● What the task requires: Print all of the entries exactly, minus the pictures.

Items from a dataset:

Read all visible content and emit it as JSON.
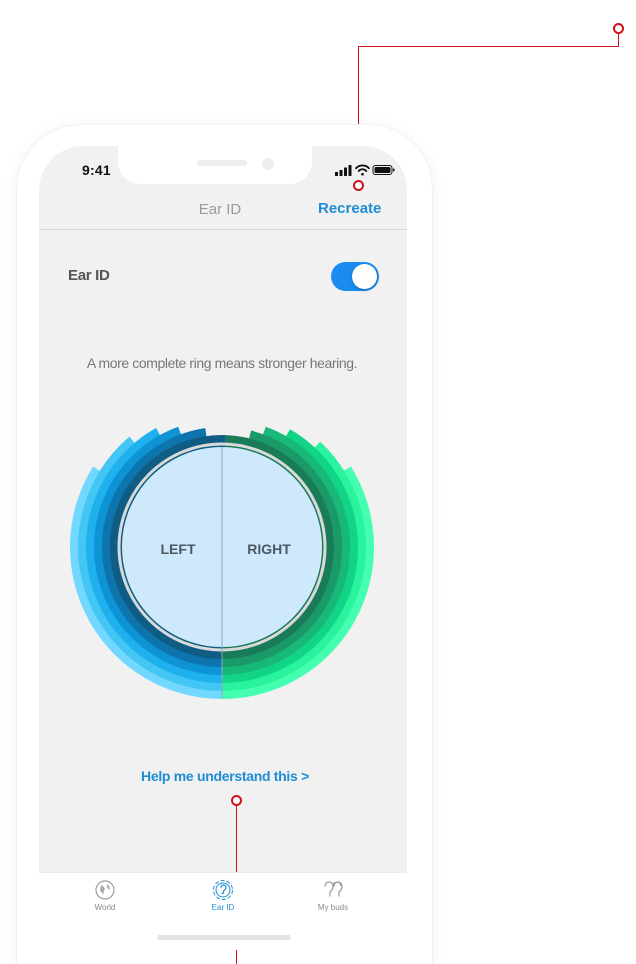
{
  "status_bar": {
    "time": "9:41"
  },
  "nav": {
    "title": "Ear ID",
    "action_label": "Recreate"
  },
  "setting": {
    "label": "Ear ID",
    "toggle_on": true
  },
  "subtitle": "A more complete ring means stronger hearing.",
  "chart": {
    "left_label": "LEFT",
    "right_label": "RIGHT"
  },
  "help_link": "Help me understand this >",
  "tabs": [
    {
      "label": "World",
      "icon": "globe-icon",
      "active": false
    },
    {
      "label": "Ear ID",
      "icon": "ear-icon",
      "active": true
    },
    {
      "label": "My buds",
      "icon": "earbuds-icon",
      "active": false
    }
  ],
  "colors": {
    "accent": "#1f8dd6",
    "toggle": "#1a8cf0",
    "callout": "#d0101a",
    "inner_circle": "#cde9fb",
    "left_rings": [
      "#72d8ff",
      "#44c6f5",
      "#1fb0ee",
      "#0e93d4",
      "#0d74ad",
      "#0f5d84"
    ],
    "right_rings": [
      "#43ffaf",
      "#29f39c",
      "#12d487",
      "#17b878",
      "#1a9a68",
      "#1a7b58"
    ]
  }
}
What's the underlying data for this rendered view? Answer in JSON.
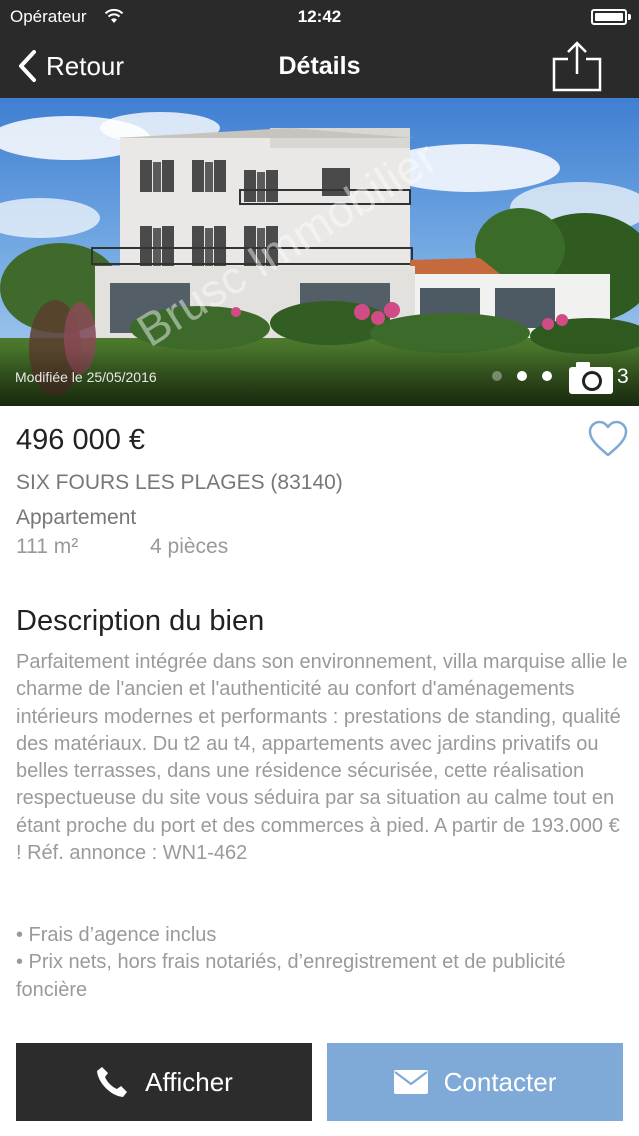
{
  "status_bar": {
    "carrier": "Opérateur",
    "time": "12:42"
  },
  "nav": {
    "back_label": "Retour",
    "title": "Détails"
  },
  "hero": {
    "modified": "Modifiée le 25/05/2016",
    "watermark": "Brusc Immobilier",
    "photo_count": "3",
    "current_photo": 2
  },
  "listing": {
    "price": "496 000 €",
    "city": "SIX FOURS LES PLAGES (83140)",
    "property_type": "Appartement",
    "surface": "111 m²",
    "rooms": "4 pièces",
    "favorite": false
  },
  "description": {
    "title": "Description du bien",
    "text": "Parfaitement intégrée dans son environnement, villa marquise allie le charme de l'ancien et l'authenticité au confort d'aménagements intérieurs modernes et performants : prestations de standing, qualité des matériaux. Du t2 au t4, appartements avec jardins privatifs ou belles terrasses, dans une résidence sécurisée, cette réalisation respectueuse du site vous séduira par sa situation au calme tout en étant proche du port et des commerces à pied. A partir de 193.000 € ! Réf. annonce : WN1-462",
    "bullets": [
      "• Frais d’agence inclus",
      "• Prix nets, hors frais notariés, d’enregistrement et de publicité foncière"
    ]
  },
  "actions": {
    "show_label": "Afficher",
    "contact_label": "Contacter"
  },
  "colors": {
    "bar": "#2a2a2a",
    "contact": "#7fa9d6",
    "favorite": "#7fa9d6"
  }
}
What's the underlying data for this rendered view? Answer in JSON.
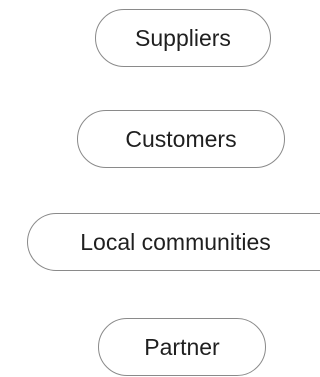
{
  "stakeholders": [
    {
      "label": "Suppliers"
    },
    {
      "label": "Customers"
    },
    {
      "label": "Local communities"
    },
    {
      "label": "Partner"
    }
  ],
  "colors": {
    "border": "#8a8a8a",
    "text": "#1f1f1f",
    "background": "#ffffff"
  }
}
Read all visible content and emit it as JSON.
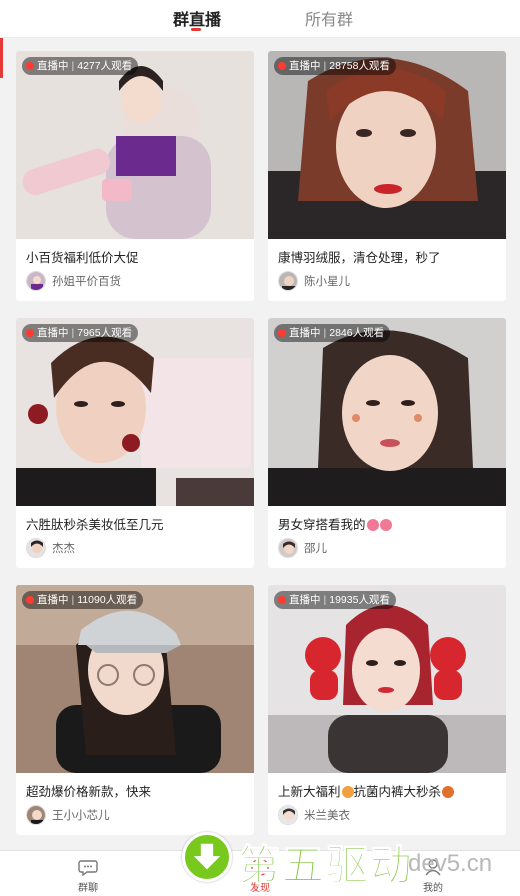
{
  "tabs": [
    {
      "label": "群直播",
      "active": true
    },
    {
      "label": "所有群",
      "active": false
    }
  ],
  "live_tag_label": "直播中",
  "viewer_suffix": "人观看",
  "cards": [
    {
      "viewers": "4277",
      "title": "小百货福利低价大促",
      "host": "孙姐平价百货"
    },
    {
      "viewers": "28758",
      "title": "康博羽绒服，清仓处理，秒了",
      "host": "陈小星儿"
    },
    {
      "viewers": "7965",
      "title": "六胜肽秒杀美妆低至几元",
      "host": "杰杰"
    },
    {
      "viewers": "2846",
      "title": "男女穿搭看我的",
      "host": "邵儿"
    },
    {
      "viewers": "11090",
      "title": "超劲爆价格新款，快来",
      "host": "王小小芯儿"
    },
    {
      "viewers": "19935",
      "title": "上新大福利",
      "title_mid": "抗菌内裤大秒杀",
      "host": "米兰美衣"
    }
  ],
  "bottom_nav": [
    {
      "label": "群聊",
      "icon": "chat-bubble-icon"
    },
    {
      "label": "发现",
      "icon": "discover-icon",
      "active": true
    },
    {
      "label": "我的",
      "icon": "profile-icon"
    }
  ],
  "watermark": {
    "brand": "第五驱动",
    "domain": "dev5.cn"
  },
  "colors": {
    "accent": "#e53935",
    "live_dot": "#ff3b30",
    "watermark_green": "#86c540"
  }
}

● Solution for this exercise:
Read all visible content and emit it as JSON.
{
  "status_bar": {
    "time": "9:41"
  },
  "nav": {
    "title": "Ear ID",
    "action_label": "Recreate"
  },
  "setting": {
    "label": "Ear ID",
    "toggle_on": true
  },
  "subtitle": "A more complete ring means stronger hearing.",
  "chart": {
    "left_label": "LEFT",
    "right_label": "RIGHT"
  },
  "help_link": "Help me understand this >",
  "tabs": [
    {
      "label": "World",
      "icon": "globe-icon",
      "active": false
    },
    {
      "label": "Ear ID",
      "icon": "ear-icon",
      "active": true
    },
    {
      "label": "My buds",
      "icon": "earbuds-icon",
      "active": false
    }
  ],
  "colors": {
    "accent": "#1f8dd6",
    "toggle": "#1a8cf0",
    "callout": "#d0101a",
    "inner_circle": "#cde9fb",
    "left_rings": [
      "#72d8ff",
      "#44c6f5",
      "#1fb0ee",
      "#0e93d4",
      "#0d74ad",
      "#0f5d84"
    ],
    "right_rings": [
      "#43ffaf",
      "#29f39c",
      "#12d487",
      "#17b878",
      "#1a9a68",
      "#1a7b58"
    ]
  }
}
What's the underlying data for this rendered view? Answer in JSON.
{
  "status_bar": {
    "carrier": "Opérateur",
    "time": "12:42"
  },
  "nav": {
    "back_label": "Retour",
    "title": "Détails"
  },
  "hero": {
    "modified": "Modifiée le 25/05/2016",
    "watermark": "Brusc Immobilier",
    "photo_count": "3",
    "current_photo": 2
  },
  "listing": {
    "price": "496 000 €",
    "city": "SIX FOURS LES PLAGES (83140)",
    "property_type": "Appartement",
    "surface": "111 m²",
    "rooms": "4 pièces",
    "favorite": false
  },
  "description": {
    "title": "Description du bien",
    "text": "Parfaitement intégrée dans son environnement, villa marquise allie le charme de l'ancien et l'authenticité au confort d'aménagements intérieurs modernes et performants : prestations de standing, qualité des matériaux. Du t2 au t4, appartements avec jardins privatifs ou belles terrasses, dans une résidence sécurisée, cette réalisation respectueuse du site vous séduira par sa situation au calme tout en étant proche du port et des commerces à pied. A partir de 193.000 € ! Réf. annonce : WN1-462",
    "bullets": [
      "• Frais d’agence inclus",
      "• Prix nets, hors frais notariés, d’enregistrement et de publicité foncière"
    ]
  },
  "actions": {
    "show_label": "Afficher",
    "contact_label": "Contacter"
  },
  "colors": {
    "bar": "#2a2a2a",
    "contact": "#7fa9d6",
    "favorite": "#7fa9d6"
  }
}
What's the underlying data for this rendered view? Answer in JSON.
{
  "stakeholders": [
    {
      "label": "Suppliers"
    },
    {
      "label": "Customers"
    },
    {
      "label": "Local communities"
    },
    {
      "label": "Partner"
    }
  ],
  "colors": {
    "border": "#8a8a8a",
    "text": "#1f1f1f",
    "background": "#ffffff"
  }
}
Read all visible content and emit it as JSON.
{
  "tabs": [
    {
      "label": "群直播",
      "active": true
    },
    {
      "label": "所有群",
      "active": false
    }
  ],
  "live_tag_label": "直播中",
  "viewer_suffix": "人观看",
  "cards": [
    {
      "viewers": "4277",
      "title": "小百货福利低价大促",
      "host": "孙姐平价百货"
    },
    {
      "viewers": "28758",
      "title": "康博羽绒服，清仓处理，秒了",
      "host": "陈小星儿"
    },
    {
      "viewers": "7965",
      "title": "六胜肽秒杀美妆低至几元",
      "host": "杰杰"
    },
    {
      "viewers": "2846",
      "title": "男女穿搭看我的",
      "host": "邵儿"
    },
    {
      "viewers": "11090",
      "title": "超劲爆价格新款，快来",
      "host": "王小小芯儿"
    },
    {
      "viewers": "19935",
      "title": "上新大福利",
      "title_mid": "抗菌内裤大秒杀",
      "host": "米兰美衣"
    }
  ],
  "bottom_nav": [
    {
      "label": "群聊",
      "icon": "chat-bubble-icon"
    },
    {
      "label": "发现",
      "icon": "discover-icon",
      "active": true
    },
    {
      "label": "我的",
      "icon": "profile-icon"
    }
  ],
  "watermark": {
    "brand": "第五驱动",
    "domain": "dev5.cn"
  },
  "colors": {
    "accent": "#e53935",
    "live_dot": "#ff3b30",
    "watermark_green": "#86c540"
  }
}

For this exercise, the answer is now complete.